## [PROBLEM TO SOLVE]
Where the string "label" appears in a line of the data, show that line.
** Opening SUPPLIED MATERIAL block **
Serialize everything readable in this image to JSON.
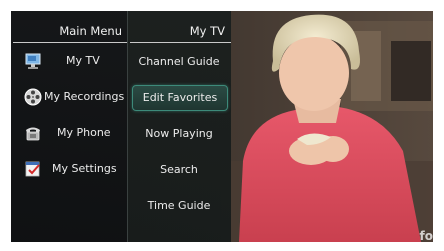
{
  "main_menu": {
    "title": "Main Menu",
    "items": [
      {
        "label": "My TV",
        "icon": "tv-monitor-icon"
      },
      {
        "label": "My Recordings",
        "icon": "film-reel-icon"
      },
      {
        "label": "My Phone",
        "icon": "phone-icon"
      },
      {
        "label": "My Settings",
        "icon": "settings-checklist-icon"
      }
    ]
  },
  "sub_menu": {
    "title": "My TV",
    "items": [
      {
        "label": "Channel Guide"
      },
      {
        "label": "Edit Favorites",
        "selected": true
      },
      {
        "label": "Now Playing"
      },
      {
        "label": "Search"
      },
      {
        "label": "Time Guide"
      }
    ]
  },
  "video": {
    "channel_logo": "fo"
  },
  "colors": {
    "selection_border": "#3d8a7a",
    "menu_background": "#141618",
    "text": "#ececec"
  }
}
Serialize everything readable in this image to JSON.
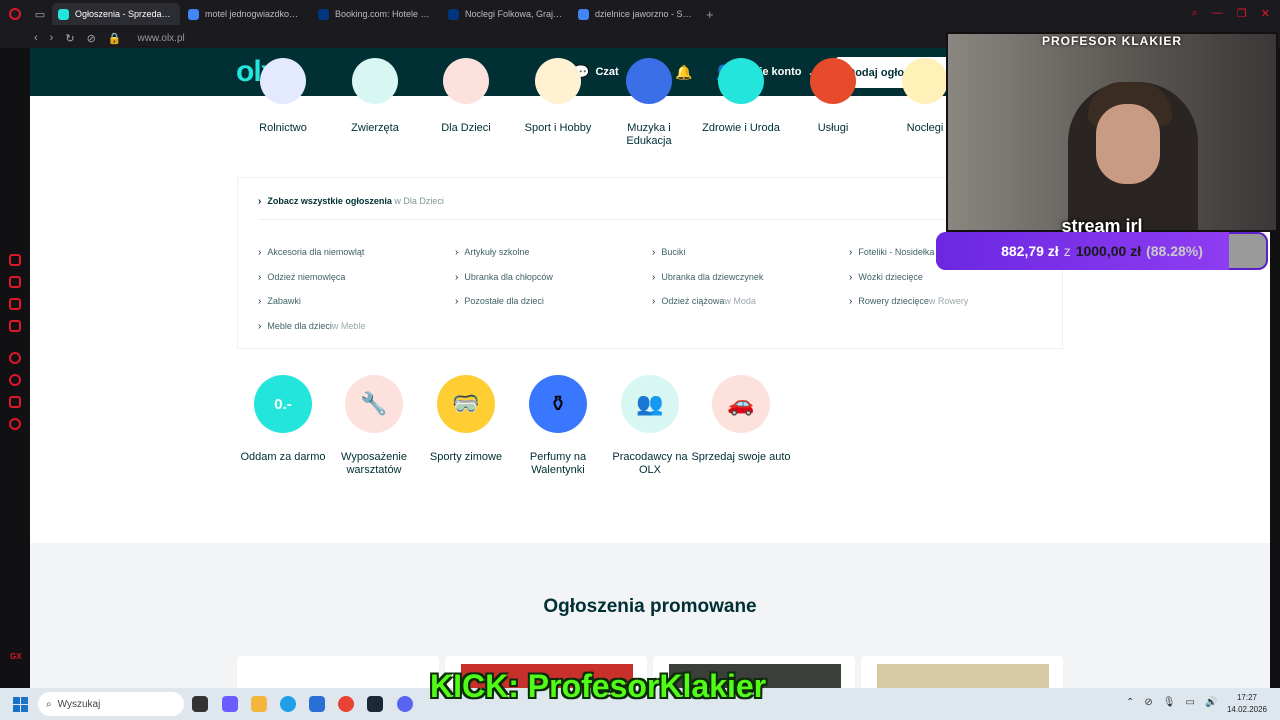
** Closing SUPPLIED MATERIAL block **
## [WRITTEN ANSWER]
        "label": "My TV",
        "label": "My Recordings",
        "label": "My Phone",
        "label": "My Settings",
        "label": "Channel Guide"
        "label": "Edit Favorites",
        "label": "Now Playing"
        "label": "Search"
        "label": "Time Guide"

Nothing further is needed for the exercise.